World Champion at 19. One of the first black athletes to become world champion in any sport. One mile record holder. American cycle sprint champion in 1898, 1899 and 1900. Triumphant tours of Europe and Australia. Victorious against all the European champions. This is the dramatic story of Marshall Walter 'Major' Taylor, a young black man who, against prodigious odds, rose to fame and stardom in the tempestuous world of international professional bicycling over a century ago.
This book presents a record of all the papers delivered by experts in cycle history from around the world at the 16th International Conference on Cycle History, held from 7-10th September 2005 in the City of Davis, America's premier cycling city. The conference covered the early days of bicycle technology, social cycling and cycle sport: Re-inventing the Wheel; The Cyclist-friendly Community; Bikeway Research; Annie Londonderry; High Peak Velocipede Club; Bicycle Transportation; Women's Cycling Attire 1890s; Great Bicycle Trust 1899-1903; Canadian Frontier; French Expansion, American Collapse 1890-1910; The Cycle on Display; Bicycle as Communications Medium; Across America; Women and Cycle Touring; Destination San Francisco; and, The Miller Collection. The annual Cycle History Conferences have established a firm reputation as a forum where academics, bicycle industry professionals and amateur historians alike can share and extend their knowledge and historical insights into the heritage of cycling. It is an essential volume for all libraries and collectors of cycle and transport history.

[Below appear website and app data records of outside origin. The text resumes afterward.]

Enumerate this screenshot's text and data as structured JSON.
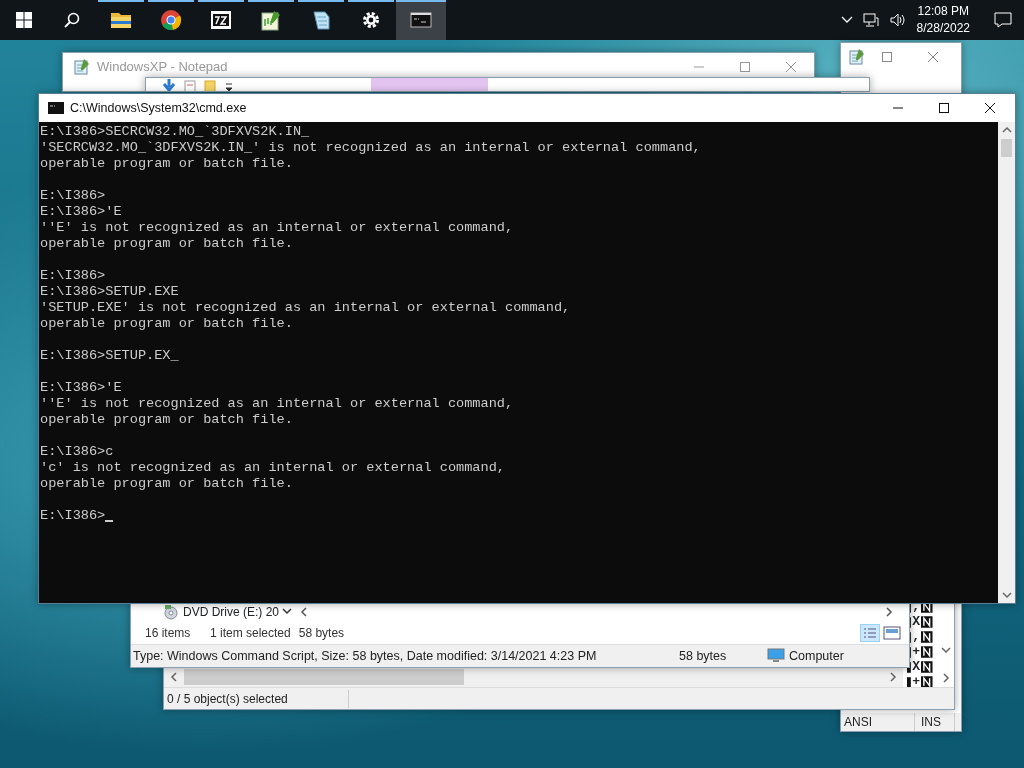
{
  "taskbar": {
    "buttons": [
      {
        "kind": "start"
      },
      {
        "kind": "search"
      }
    ],
    "apps": [
      {
        "kind": "explorer",
        "running": true,
        "selected": false
      },
      {
        "kind": "chrome",
        "running": true,
        "selected": false
      },
      {
        "kind": "sevenzip",
        "running": true,
        "selected": false
      },
      {
        "kind": "editor",
        "running": true,
        "selected": false
      },
      {
        "kind": "notepad",
        "running": true,
        "selected": false
      },
      {
        "kind": "settings",
        "running": true,
        "selected": false
      },
      {
        "kind": "console",
        "running": true,
        "selected": true
      }
    ],
    "tray": {
      "time": "12:08 PM",
      "date": "8/28/2022"
    }
  },
  "notepad_window_right": {
    "status": [
      "ANSI",
      "INS"
    ]
  },
  "notepad_window": {
    "title": "WindowsXP - Notepad"
  },
  "archive_window": {
    "glyph_rows": [
      ",",
      "X",
      ",",
      "+",
      "X",
      "+"
    ],
    "status": "0 / 5 object(s) selected"
  },
  "explorer_window": {
    "nav_item": "DVD Drive (E:) 20",
    "item_count": "16 items",
    "selection": "1 item selected",
    "selection_size": "58 bytes",
    "details": {
      "info": "Type: Windows Command Script, Size: 58 bytes, Date modified: 3/14/2021 4:23 PM",
      "size": "58 bytes",
      "location": "Computer"
    }
  },
  "cmd_window": {
    "title": "C:\\Windows\\System32\\cmd.exe",
    "blocks": [
      [
        "E:\\I386>SECRCW32.MO_`3DFXVS2K.IN_",
        "'SECRCW32.MO_`3DFXVS2K.IN_' is not recognized as an internal or external command,",
        "operable program or batch file."
      ],
      [
        "E:\\I386>",
        "E:\\I386>'E",
        "''E' is not recognized as an internal or external command,",
        "operable program or batch file."
      ],
      [
        "E:\\I386>",
        "E:\\I386>SETUP.EXE",
        "'SETUP.EXE' is not recognized as an internal or external command,",
        "operable program or batch file."
      ],
      [
        "E:\\I386>SETUP.EX_"
      ],
      [
        "E:\\I386>'E",
        "''E' is not recognized as an internal or external command,",
        "operable program or batch file."
      ],
      [
        "E:\\I386>c",
        "'c' is not recognized as an internal or external command,",
        "operable program or batch file."
      ],
      [
        "E:\\I386>"
      ]
    ]
  }
}
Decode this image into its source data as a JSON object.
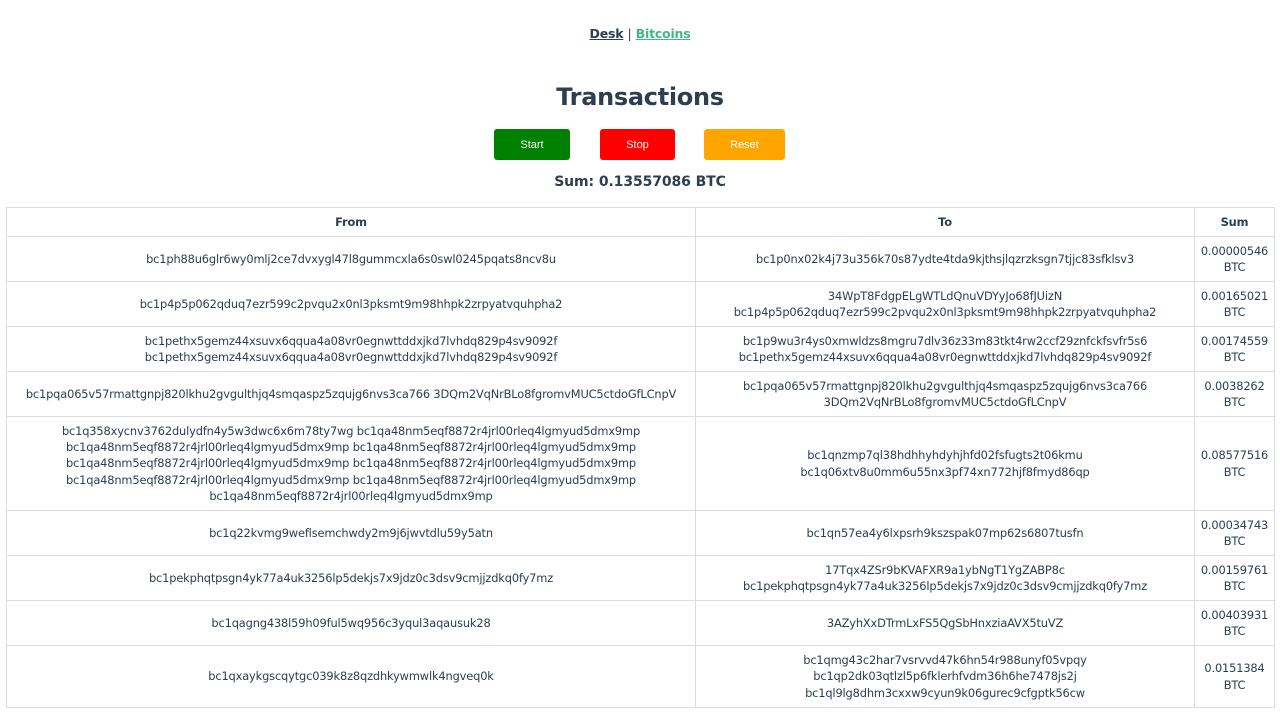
{
  "nav": {
    "desk_label": "Desk",
    "separator": "|",
    "bitcoins_label": "Bitcoins"
  },
  "page_title": "Transactions",
  "buttons": {
    "start_label": "Start",
    "stop_label": "Stop",
    "reset_label": "Reset"
  },
  "colors": {
    "start": "#008000",
    "stop": "#ff0000",
    "reset": "#ffa500",
    "link_active": "#2c3e50",
    "link_accent": "#42b983",
    "text": "#2c3e50"
  },
  "sum_text": "Sum: 0.13557086 BTC",
  "table": {
    "headers": [
      "From",
      "To",
      "Sum"
    ],
    "rows": [
      {
        "height": 45,
        "from": [
          "bc1ph88u6glr6wy0mlj2ce7dvxygl47l8gummcxla6s0swl0245pqats8ncv8u"
        ],
        "to": [
          "bc1p0nx02k4j73u356k70s87ydte4tda9kjthsjlqzrzksgn7tjjc83sfklsv3"
        ],
        "sum": "0.00000546 BTC"
      },
      {
        "height": 45,
        "from": [
          "bc1p4p5p062qduq7ezr599c2pvqu2x0nl3pksmt9m98hhpk2zrpyatvquhpha2"
        ],
        "to": [
          "34WpT8FdgpELgWTLdQnuVDYyJo68fJUizN",
          "bc1p4p5p062qduq7ezr599c2pvqu2x0nl3pksmt9m98hhpk2zrpyatvquhpha2"
        ],
        "sum": "0.00165021 BTC"
      },
      {
        "height": 45,
        "from": [
          "bc1pethx5gemz44xsuvx6qqua4a08vr0egnwttddxjkd7lvhdq829p4sv9092f",
          "bc1pethx5gemz44xsuvx6qqua4a08vr0egnwttddxjkd7lvhdq829p4sv9092f"
        ],
        "to": [
          "bc1p9wu3r4ys0xmwldzs8mgru7dlv36z33m83tkt4rw2ccf29znfckfsvfr5s6",
          "bc1pethx5gemz44xsuvx6qqua4a08vr0egnwttddxjkd7lvhdq829p4sv9092f"
        ],
        "sum": "0.00174559 BTC"
      },
      {
        "height": 45,
        "from": [
          "bc1pqa065v57rmattgnpj820lkhu2gvgulthjq4smqaspz5zqujg6nvs3ca766 3DQm2VqNrBLo8fgromvMUC5ctdoGfLCnpV"
        ],
        "to": [
          "bc1pqa065v57rmattgnpj820lkhu2gvgulthjq4smqaspz5zqujg6nvs3ca766",
          "3DQm2VqNrBLo8fgromvMUC5ctdoGfLCnpV"
        ],
        "sum": "0.0038262 BTC"
      },
      {
        "height": 94,
        "from": [
          "bc1q358xycnv3762dulydfn4y5w3dwc6x6m78ty7wg bc1qa48nm5eqf8872r4jrl00rleq4lgmyud5dmx9mp",
          "bc1qa48nm5eqf8872r4jrl00rleq4lgmyud5dmx9mp bc1qa48nm5eqf8872r4jrl00rleq4lgmyud5dmx9mp",
          "bc1qa48nm5eqf8872r4jrl00rleq4lgmyud5dmx9mp bc1qa48nm5eqf8872r4jrl00rleq4lgmyud5dmx9mp",
          "bc1qa48nm5eqf8872r4jrl00rleq4lgmyud5dmx9mp bc1qa48nm5eqf8872r4jrl00rleq4lgmyud5dmx9mp",
          "bc1qa48nm5eqf8872r4jrl00rleq4lgmyud5dmx9mp"
        ],
        "to": [
          "bc1qnzmp7ql38hdhhyhdyhjhfd02fsfugts2t06kmu",
          "bc1q06xtv8u0mm6u55nx3pf74xn772hjf8fmyd86qp"
        ],
        "sum": "0.08577516 BTC"
      },
      {
        "height": 45,
        "from": [
          "bc1q22kvmg9weflsemchwdy2m9j6jwvtdlu59y5atn"
        ],
        "to": [
          "bc1qn57ea4y6lxpsrh9kszspak07mp62s6807tusfn"
        ],
        "sum": "0.00034743 BTC"
      },
      {
        "height": 45,
        "from": [
          "bc1pekphqtpsgn4yk77a4uk3256lp5dekjs7x9jdz0c3dsv9cmjjzdkq0fy7mz"
        ],
        "to": [
          "17Tqx4ZSr9bKVAFXR9a1ybNgT1YgZABP8c",
          "bc1pekphqtpsgn4yk77a4uk3256lp5dekjs7x9jdz0c3dsv9cmjjzdkq0fy7mz"
        ],
        "sum": "0.00159761 BTC"
      },
      {
        "height": 45,
        "from": [
          "bc1qagng438l59h09ful5wq956c3yqul3aqausuk28"
        ],
        "to": [
          "3AZyhXxDTrmLxFS5QgSbHnxziaAVX5tuVZ"
        ],
        "sum": "0.00403931 BTC"
      },
      {
        "height": 62,
        "from": [
          "bc1qxaykgscqytgc039k8z8qzdhkywmwlk4ngveq0k"
        ],
        "to": [
          "bc1qmg43c2har7vsrvvd47k6hn54r988unyf05vpqy",
          "bc1qp2dk03qtlzl5p6fklerhfvdm36h6he7478js2j",
          "bc1ql9lg8dhm3cxxw9cyun9k06gurec9cfgptk56cw"
        ],
        "sum": "0.0151384 BTC"
      }
    ]
  }
}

World champion at 19...One of the first black athletes to become world champion in any sport...1-mile record holder...American sprint champion in 1898, 1899, 1900...triumphant tours of Europe and Australia...Victories against all European champions...Until now a forgotten, shadowy figure, Marshall Walter Major Taylor is here revealed as one of the early sports world's most stylish, entertaining, and gentlemanly personalities. Born in 1878 in Indianapolis, the son of poor rural parents, Taylor worked in a bike shop until prominent bicycle racer Birdie Munger coached him for his first professional racing successes in 1896. Despite continuous bureaucratic-and, at times, physical-opposition, he won his first national championship two years later and became world champion in 1899 in Montreal. This beautifully illustrated, vividly narrated, and scrupulously researched biography recreates the life of a great international athlete at the turn of the century. Based on ten years of research-including extensive interviews with Major Taylor's 91-year old daughter-this is the dramatic story of a young black man who, against prodigious odds, rose to fame and stardom in the tempestuous world of international professional bicycle racing a century ago.